══ Dataset records

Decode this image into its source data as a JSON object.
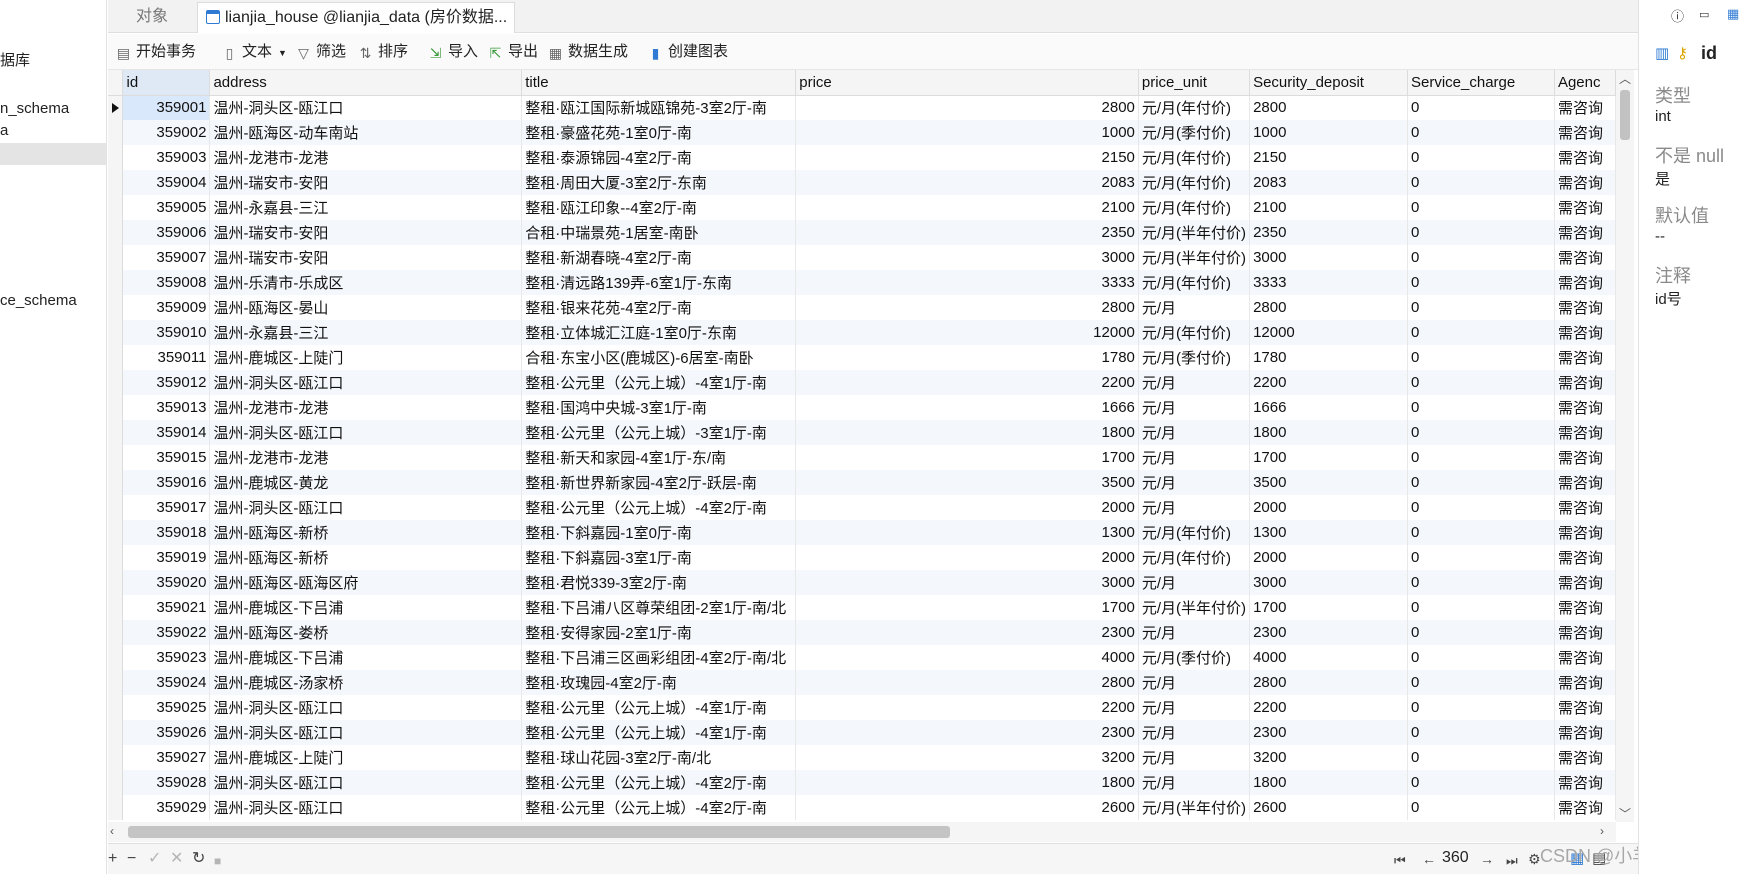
{
  "navigator": {
    "items": [
      {
        "label": "据库"
      },
      {
        "label": "n_schema"
      },
      {
        "label": "a"
      },
      {
        "label": ""
      },
      {
        "label": "ce_schema"
      }
    ]
  },
  "tabs": {
    "objects_label": "对象",
    "table_tab_label": "lianjia_house @lianjia_data (房价数据..."
  },
  "toolbar": {
    "begin_transaction": "开始事务",
    "text": "文本",
    "filter": "筛选",
    "sort": "排序",
    "import": "导入",
    "export": "导出",
    "data_generate": "数据生成",
    "create_chart": "创建图表"
  },
  "grid": {
    "columns": [
      "id",
      "address",
      "title",
      "price",
      "price_unit",
      "Security_deposit",
      "Service_charge",
      "Agenc"
    ],
    "rows": [
      [
        "359001",
        "温州-洞头区-瓯江口",
        "整租·瓯江国际新城瓯锦苑-3室2厅-南",
        "2800",
        "元/月(年付价)",
        "2800",
        "0",
        "需咨询"
      ],
      [
        "359002",
        "温州-瓯海区-动车南站",
        "整租·豪盛花苑-1室0厅-南",
        "1000",
        "元/月(季付价)",
        "1000",
        "0",
        "需咨询"
      ],
      [
        "359003",
        "温州-龙港市-龙港",
        "整租·泰源锦园-4室2厅-南",
        "2150",
        "元/月(年付价)",
        "2150",
        "0",
        "需咨询"
      ],
      [
        "359004",
        "温州-瑞安市-安阳",
        "整租·周田大厦-3室2厅-东南",
        "2083",
        "元/月(年付价)",
        "2083",
        "0",
        "需咨询"
      ],
      [
        "359005",
        "温州-永嘉县-三江",
        "整租·瓯江印象--4室2厅-南",
        "2100",
        "元/月(年付价)",
        "2100",
        "0",
        "需咨询"
      ],
      [
        "359006",
        "温州-瑞安市-安阳",
        "合租·中瑞景苑-1居室-南卧",
        "2350",
        "元/月(半年付价)",
        "2350",
        "0",
        "需咨询"
      ],
      [
        "359007",
        "温州-瑞安市-安阳",
        "整租·新湖春晓-4室2厅-南",
        "3000",
        "元/月(半年付价)",
        "3000",
        "0",
        "需咨询"
      ],
      [
        "359008",
        "温州-乐清市-乐成区",
        "整租·清远路139弄-6室1厅-东南",
        "3333",
        "元/月(年付价)",
        "3333",
        "0",
        "需咨询"
      ],
      [
        "359009",
        "温州-瓯海区-晏山",
        "整租·银来花苑-4室2厅-南",
        "2800",
        "元/月",
        "2800",
        "0",
        "需咨询"
      ],
      [
        "359010",
        "温州-永嘉县-三江",
        "整租·立体城汇江庭-1室0厅-东南",
        "12000",
        "元/月(年付价)",
        "12000",
        "0",
        "需咨询"
      ],
      [
        "359011",
        "温州-鹿城区-上陡门",
        "合租·东宝小区(鹿城区)-6居室-南卧",
        "1780",
        "元/月(季付价)",
        "1780",
        "0",
        "需咨询"
      ],
      [
        "359012",
        "温州-洞头区-瓯江口",
        "整租·公元里（公元上城）-4室1厅-南",
        "2200",
        "元/月",
        "2200",
        "0",
        "需咨询"
      ],
      [
        "359013",
        "温州-龙港市-龙港",
        "整租·国鸿中央城-3室1厅-南",
        "1666",
        "元/月",
        "1666",
        "0",
        "需咨询"
      ],
      [
        "359014",
        "温州-洞头区-瓯江口",
        "整租·公元里（公元上城）-3室1厅-南",
        "1800",
        "元/月",
        "1800",
        "0",
        "需咨询"
      ],
      [
        "359015",
        "温州-龙港市-龙港",
        "整租·新天和家园-4室1厅-东/南",
        "1700",
        "元/月",
        "1700",
        "0",
        "需咨询"
      ],
      [
        "359016",
        "温州-鹿城区-黄龙",
        "整租·新世界新家园-4室2厅-跃层-南",
        "3500",
        "元/月",
        "3500",
        "0",
        "需咨询"
      ],
      [
        "359017",
        "温州-洞头区-瓯江口",
        "整租·公元里（公元上城）-4室2厅-南",
        "2000",
        "元/月",
        "2000",
        "0",
        "需咨询"
      ],
      [
        "359018",
        "温州-瓯海区-新桥",
        "整租·下斜嘉园-1室0厅-南",
        "1300",
        "元/月(年付价)",
        "1300",
        "0",
        "需咨询"
      ],
      [
        "359019",
        "温州-瓯海区-新桥",
        "整租·下斜嘉园-3室1厅-南",
        "2000",
        "元/月(年付价)",
        "2000",
        "0",
        "需咨询"
      ],
      [
        "359020",
        "温州-瓯海区-瓯海区府",
        "整租·君悦339-3室2厅-南",
        "3000",
        "元/月",
        "3000",
        "0",
        "需咨询"
      ],
      [
        "359021",
        "温州-鹿城区-下吕浦",
        "整租·下吕浦八区尊荣组团-2室1厅-南/北",
        "1700",
        "元/月(半年付价)",
        "1700",
        "0",
        "需咨询"
      ],
      [
        "359022",
        "温州-瓯海区-娄桥",
        "整租·安得家园-2室1厅-南",
        "2300",
        "元/月",
        "2300",
        "0",
        "需咨询"
      ],
      [
        "359023",
        "温州-鹿城区-下吕浦",
        "整租·下吕浦三区画彩组团-4室2厅-南/北",
        "4000",
        "元/月(季付价)",
        "4000",
        "0",
        "需咨询"
      ],
      [
        "359024",
        "温州-鹿城区-汤家桥",
        "整租·玫瑰园-4室2厅-南",
        "2800",
        "元/月",
        "2800",
        "0",
        "需咨询"
      ],
      [
        "359025",
        "温州-洞头区-瓯江口",
        "整租·公元里（公元上城）-4室1厅-南",
        "2200",
        "元/月",
        "2200",
        "0",
        "需咨询"
      ],
      [
        "359026",
        "温州-洞头区-瓯江口",
        "整租·公元里（公元上城）-4室1厅-南",
        "2300",
        "元/月",
        "2300",
        "0",
        "需咨询"
      ],
      [
        "359027",
        "温州-鹿城区-上陡门",
        "整租·球山花园-3室2厅-南/北",
        "3200",
        "元/月",
        "3200",
        "0",
        "需咨询"
      ],
      [
        "359028",
        "温州-洞头区-瓯江口",
        "整租·公元里（公元上城）-4室2厅-南",
        "1800",
        "元/月",
        "1800",
        "0",
        "需咨询"
      ],
      [
        "359029",
        "温州-洞头区-瓯江口",
        "整租·公元里（公元上城）-4室2厅-南",
        "2600",
        "元/月(半年付价)",
        "2600",
        "0",
        "需咨询"
      ]
    ]
  },
  "bottom_bar": {
    "add": "+",
    "remove": "−",
    "apply": "✓",
    "discard": "✕",
    "refresh": "↻",
    "stop": "■",
    "page_number": "360"
  },
  "watermark": "CSDN @小羊只会print",
  "info_panel": {
    "field_name": "id",
    "type_label": "类型",
    "type_value": "int",
    "not_null_label": "不是 null",
    "not_null_value": "是",
    "default_label": "默认值",
    "default_value": "--",
    "comment_label": "注释",
    "comment_value": "id号"
  }
}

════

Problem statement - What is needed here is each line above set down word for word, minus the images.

Your solution -
Decode this image into its source data as a JSON object.
{
  "navigator": {
    "items": [
      {
        "label": "据库"
      },
      {
        "label": "n_schema"
      },
      {
        "label": "a"
      },
      {
        "label": ""
      },
      {
        "label": "ce_schema"
      }
    ]
  },
  "tabs": {
    "objects_label": "对象",
    "table_tab_label": "lianjia_house @lianjia_data (房价数据..."
  },
  "toolbar": {
    "begin_transaction": "开始事务",
    "text": "文本",
    "filter": "筛选",
    "sort": "排序",
    "import": "导入",
    "export": "导出",
    "data_generate": "数据生成",
    "create_chart": "创建图表"
  },
  "grid": {
    "columns": [
      "id",
      "address",
      "title",
      "price",
      "price_unit",
      "Security_deposit",
      "Service_charge",
      "Agenc"
    ],
    "rows": [
      [
        "359001",
        "温州-洞头区-瓯江口",
        "整租·瓯江国际新城瓯锦苑-3室2厅-南",
        "2800",
        "元/月(年付价)",
        "2800",
        "0",
        "需咨询"
      ],
      [
        "359002",
        "温州-瓯海区-动车南站",
        "整租·豪盛花苑-1室0厅-南",
        "1000",
        "元/月(季付价)",
        "1000",
        "0",
        "需咨询"
      ],
      [
        "359003",
        "温州-龙港市-龙港",
        "整租·泰源锦园-4室2厅-南",
        "2150",
        "元/月(年付价)",
        "2150",
        "0",
        "需咨询"
      ],
      [
        "359004",
        "温州-瑞安市-安阳",
        "整租·周田大厦-3室2厅-东南",
        "2083",
        "元/月(年付价)",
        "2083",
        "0",
        "需咨询"
      ],
      [
        "359005",
        "温州-永嘉县-三江",
        "整租·瓯江印象--4室2厅-南",
        "2100",
        "元/月(年付价)",
        "2100",
        "0",
        "需咨询"
      ],
      [
        "359006",
        "温州-瑞安市-安阳",
        "合租·中瑞景苑-1居室-南卧",
        "2350",
        "元/月(半年付价)",
        "2350",
        "0",
        "需咨询"
      ],
      [
        "359007",
        "温州-瑞安市-安阳",
        "整租·新湖春晓-4室2厅-南",
        "3000",
        "元/月(半年付价)",
        "3000",
        "0",
        "需咨询"
      ],
      [
        "359008",
        "温州-乐清市-乐成区",
        "整租·清远路139弄-6室1厅-东南",
        "3333",
        "元/月(年付价)",
        "3333",
        "0",
        "需咨询"
      ],
      [
        "359009",
        "温州-瓯海区-晏山",
        "整租·银来花苑-4室2厅-南",
        "2800",
        "元/月",
        "2800",
        "0",
        "需咨询"
      ],
      [
        "359010",
        "温州-永嘉县-三江",
        "整租·立体城汇江庭-1室0厅-东南",
        "12000",
        "元/月(年付价)",
        "12000",
        "0",
        "需咨询"
      ],
      [
        "359011",
        "温州-鹿城区-上陡门",
        "合租·东宝小区(鹿城区)-6居室-南卧",
        "1780",
        "元/月(季付价)",
        "1780",
        "0",
        "需咨询"
      ],
      [
        "359012",
        "温州-洞头区-瓯江口",
        "整租·公元里（公元上城）-4室1厅-南",
        "2200",
        "元/月",
        "2200",
        "0",
        "需咨询"
      ],
      [
        "359013",
        "温州-龙港市-龙港",
        "整租·国鸿中央城-3室1厅-南",
        "1666",
        "元/月",
        "1666",
        "0",
        "需咨询"
      ],
      [
        "359014",
        "温州-洞头区-瓯江口",
        "整租·公元里（公元上城）-3室1厅-南",
        "1800",
        "元/月",
        "1800",
        "0",
        "需咨询"
      ],
      [
        "359015",
        "温州-龙港市-龙港",
        "整租·新天和家园-4室1厅-东/南",
        "1700",
        "元/月",
        "1700",
        "0",
        "需咨询"
      ],
      [
        "359016",
        "温州-鹿城区-黄龙",
        "整租·新世界新家园-4室2厅-跃层-南",
        "3500",
        "元/月",
        "3500",
        "0",
        "需咨询"
      ],
      [
        "359017",
        "温州-洞头区-瓯江口",
        "整租·公元里（公元上城）-4室2厅-南",
        "2000",
        "元/月",
        "2000",
        "0",
        "需咨询"
      ],
      [
        "359018",
        "温州-瓯海区-新桥",
        "整租·下斜嘉园-1室0厅-南",
        "1300",
        "元/月(年付价)",
        "1300",
        "0",
        "需咨询"
      ],
      [
        "359019",
        "温州-瓯海区-新桥",
        "整租·下斜嘉园-3室1厅-南",
        "2000",
        "元/月(年付价)",
        "2000",
        "0",
        "需咨询"
      ],
      [
        "359020",
        "温州-瓯海区-瓯海区府",
        "整租·君悦339-3室2厅-南",
        "3000",
        "元/月",
        "3000",
        "0",
        "需咨询"
      ],
      [
        "359021",
        "温州-鹿城区-下吕浦",
        "整租·下吕浦八区尊荣组团-2室1厅-南/北",
        "1700",
        "元/月(半年付价)",
        "1700",
        "0",
        "需咨询"
      ],
      [
        "359022",
        "温州-瓯海区-娄桥",
        "整租·安得家园-2室1厅-南",
        "2300",
        "元/月",
        "2300",
        "0",
        "需咨询"
      ],
      [
        "359023",
        "温州-鹿城区-下吕浦",
        "整租·下吕浦三区画彩组团-4室2厅-南/北",
        "4000",
        "元/月(季付价)",
        "4000",
        "0",
        "需咨询"
      ],
      [
        "359024",
        "温州-鹿城区-汤家桥",
        "整租·玫瑰园-4室2厅-南",
        "2800",
        "元/月",
        "2800",
        "0",
        "需咨询"
      ],
      [
        "359025",
        "温州-洞头区-瓯江口",
        "整租·公元里（公元上城）-4室1厅-南",
        "2200",
        "元/月",
        "2200",
        "0",
        "需咨询"
      ],
      [
        "359026",
        "温州-洞头区-瓯江口",
        "整租·公元里（公元上城）-4室1厅-南",
        "2300",
        "元/月",
        "2300",
        "0",
        "需咨询"
      ],
      [
        "359027",
        "温州-鹿城区-上陡门",
        "整租·球山花园-3室2厅-南/北",
        "3200",
        "元/月",
        "3200",
        "0",
        "需咨询"
      ],
      [
        "359028",
        "温州-洞头区-瓯江口",
        "整租·公元里（公元上城）-4室2厅-南",
        "1800",
        "元/月",
        "1800",
        "0",
        "需咨询"
      ],
      [
        "359029",
        "温州-洞头区-瓯江口",
        "整租·公元里（公元上城）-4室2厅-南",
        "2600",
        "元/月(半年付价)",
        "2600",
        "0",
        "需咨询"
      ]
    ]
  },
  "bottom_bar": {
    "add": "+",
    "remove": "−",
    "apply": "✓",
    "discard": "✕",
    "refresh": "↻",
    "stop": "■",
    "page_number": "360"
  },
  "watermark": "CSDN @小羊只会print",
  "info_panel": {
    "field_name": "id",
    "type_label": "类型",
    "type_value": "int",
    "not_null_label": "不是 null",
    "not_null_value": "是",
    "default_label": "默认值",
    "default_value": "--",
    "comment_label": "注释",
    "comment_value": "id号"
  }
}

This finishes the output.